Most of the roughly 150,000 diabetes-related amputations that occur in the United States every year are preventable.
That’s one of the premises of National Diabetes Awareness Month (observed each November), and it’s not wrong. Most diabetes-related amputations are preventable via routine, common-sense interventions. The formula includes broader access to basic healthcare, lower prices for drugs (including insulin), better education regarding foot and wound care, and promotion of healthy diet and exercise habits.
But while those reforms are necessary to lower the amputation rate, they may not be sufficient. A pair of recent studies suggest that emotional and psychological factors also play significant roles in driving diabetes-related limb loss. “It is important to address psychological and emotional challenges at an early stage…to help reduce the risk of foot deterioration and/or amputation,” summarized one paper, published this summer in the journal Practical Diabetes. “Putting emotional health on the diabetes agenda can only benefit [patients].”
This article focuses on diabetes distress (DD), defined as “the burden of relentless daily self-management.” Originally defined in the 1990s, this well-researched condition has been shown to correlate strongly with adverse outcomes, including limb loss. Patients experiencing DD tend to exercise less often, eat more unhealthy foods, take medications less regularly, and see doctors less frequently.

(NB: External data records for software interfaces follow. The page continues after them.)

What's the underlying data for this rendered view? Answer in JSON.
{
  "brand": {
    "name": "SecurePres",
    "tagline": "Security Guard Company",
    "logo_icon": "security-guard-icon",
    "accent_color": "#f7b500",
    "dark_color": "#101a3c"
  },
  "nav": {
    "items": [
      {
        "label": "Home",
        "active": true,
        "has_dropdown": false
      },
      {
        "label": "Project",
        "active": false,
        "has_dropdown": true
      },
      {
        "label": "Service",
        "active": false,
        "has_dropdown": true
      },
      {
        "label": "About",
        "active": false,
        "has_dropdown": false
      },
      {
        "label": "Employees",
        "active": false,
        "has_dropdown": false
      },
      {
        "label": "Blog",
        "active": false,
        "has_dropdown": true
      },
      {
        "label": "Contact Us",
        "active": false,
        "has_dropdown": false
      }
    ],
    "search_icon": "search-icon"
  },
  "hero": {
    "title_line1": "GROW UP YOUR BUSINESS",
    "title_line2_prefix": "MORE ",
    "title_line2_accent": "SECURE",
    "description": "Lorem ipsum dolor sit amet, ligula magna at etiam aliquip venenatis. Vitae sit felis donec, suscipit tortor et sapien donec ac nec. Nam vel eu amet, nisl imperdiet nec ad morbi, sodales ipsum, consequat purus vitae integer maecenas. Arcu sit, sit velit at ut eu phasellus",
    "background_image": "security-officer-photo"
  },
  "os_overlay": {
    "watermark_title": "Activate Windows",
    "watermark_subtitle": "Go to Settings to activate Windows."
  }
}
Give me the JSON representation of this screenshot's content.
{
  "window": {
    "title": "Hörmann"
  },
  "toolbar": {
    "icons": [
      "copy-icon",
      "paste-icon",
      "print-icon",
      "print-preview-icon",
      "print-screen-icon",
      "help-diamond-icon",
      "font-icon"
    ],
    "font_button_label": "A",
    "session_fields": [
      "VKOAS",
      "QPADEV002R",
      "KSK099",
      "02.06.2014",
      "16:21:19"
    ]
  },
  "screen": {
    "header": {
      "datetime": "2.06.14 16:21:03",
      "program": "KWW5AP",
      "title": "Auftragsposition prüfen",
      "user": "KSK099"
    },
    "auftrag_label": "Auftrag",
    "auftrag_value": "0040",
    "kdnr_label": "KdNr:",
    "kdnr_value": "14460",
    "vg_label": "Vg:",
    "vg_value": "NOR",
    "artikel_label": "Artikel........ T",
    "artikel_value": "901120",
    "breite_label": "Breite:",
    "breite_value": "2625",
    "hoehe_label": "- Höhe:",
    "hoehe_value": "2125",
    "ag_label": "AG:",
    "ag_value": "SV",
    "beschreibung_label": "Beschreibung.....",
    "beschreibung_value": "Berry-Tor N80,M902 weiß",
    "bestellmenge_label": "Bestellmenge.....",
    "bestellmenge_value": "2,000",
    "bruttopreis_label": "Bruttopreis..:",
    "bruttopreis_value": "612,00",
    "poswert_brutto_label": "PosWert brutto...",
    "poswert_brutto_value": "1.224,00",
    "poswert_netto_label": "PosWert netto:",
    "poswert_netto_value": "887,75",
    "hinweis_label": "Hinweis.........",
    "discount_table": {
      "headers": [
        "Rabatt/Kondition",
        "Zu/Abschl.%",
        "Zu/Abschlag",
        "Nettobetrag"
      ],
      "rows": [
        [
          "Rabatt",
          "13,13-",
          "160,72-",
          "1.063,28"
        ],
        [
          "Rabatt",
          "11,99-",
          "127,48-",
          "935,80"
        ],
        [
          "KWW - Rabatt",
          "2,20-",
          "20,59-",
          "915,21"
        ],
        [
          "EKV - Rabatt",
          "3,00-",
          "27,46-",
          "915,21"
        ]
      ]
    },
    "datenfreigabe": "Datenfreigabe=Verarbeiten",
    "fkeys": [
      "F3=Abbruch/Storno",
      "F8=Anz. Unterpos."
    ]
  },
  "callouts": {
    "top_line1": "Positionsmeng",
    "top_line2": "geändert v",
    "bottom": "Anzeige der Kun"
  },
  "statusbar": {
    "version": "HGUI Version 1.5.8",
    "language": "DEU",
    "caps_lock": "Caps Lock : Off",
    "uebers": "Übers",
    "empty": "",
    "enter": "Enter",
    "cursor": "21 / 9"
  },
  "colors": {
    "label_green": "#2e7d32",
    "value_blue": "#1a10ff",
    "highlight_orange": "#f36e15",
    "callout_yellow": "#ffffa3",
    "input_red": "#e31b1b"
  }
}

Yet despite DD’s significant impact on outcomes, patient surveys show that most primary-care physicians, podiatrists, and other clinicians don’t integrate psychological and emotional factors into their management of diabetes cases. Even the Diabetes Distress Scale (DDS2), a two-question screening survey that can quickly identify patients who are experiencing DD, is only sporadically used.
The Practical Diabetes paper showed that merely being asked about their well-being can improve patients’ response to diabetes care. Those who receive routine check-ins on emotional health participate more actively in self-care, practice healthy behaviors more consistently, and report greater satisfaction with their provider.
The second paper, a preprint article posted online at the Journal of Foot and Ankle Research, focuses on the emotional journeys of patients who’ve already lost limbs due to diabetes. It notes that although amputations “are thought to be preventable with early detection and management of risk factors,” effective management must extend beyond medical interventions to include mental health assessment and guidance.
The study surveyed 15 amputees who had lost limbs despite receiving care that seemed to check all the right boxes. They enjoyed regular access to primary care doctors and foot specialists, received vigilant screening, were provided with proper medications, and consulted with allied health professionals such as dietitians and physical therapists. But the absence of attention to the patients’ mental health undermined the otherwise comprehensive management of their diabetes.
“Ambivalence, denial, inevitability, and helplessness reflected barriers that contributed to participants’ amputations,” the researchers found. “Some participants were in denial about their own health,” while “others felt helpless, as though complications and poor health outcomes were inevitable,” and still others vacillated between commitment to treatment, denial, and fatalistic resignation.
Patients’ sense of identity, day-to-day pressures, and relationships with doctors and specialists also contributed to their limb loss. “A primary healthcare approach that understands these factors may help healthcare professionals tailor education and self-management strategies to meet patients’ needs,” the authors found.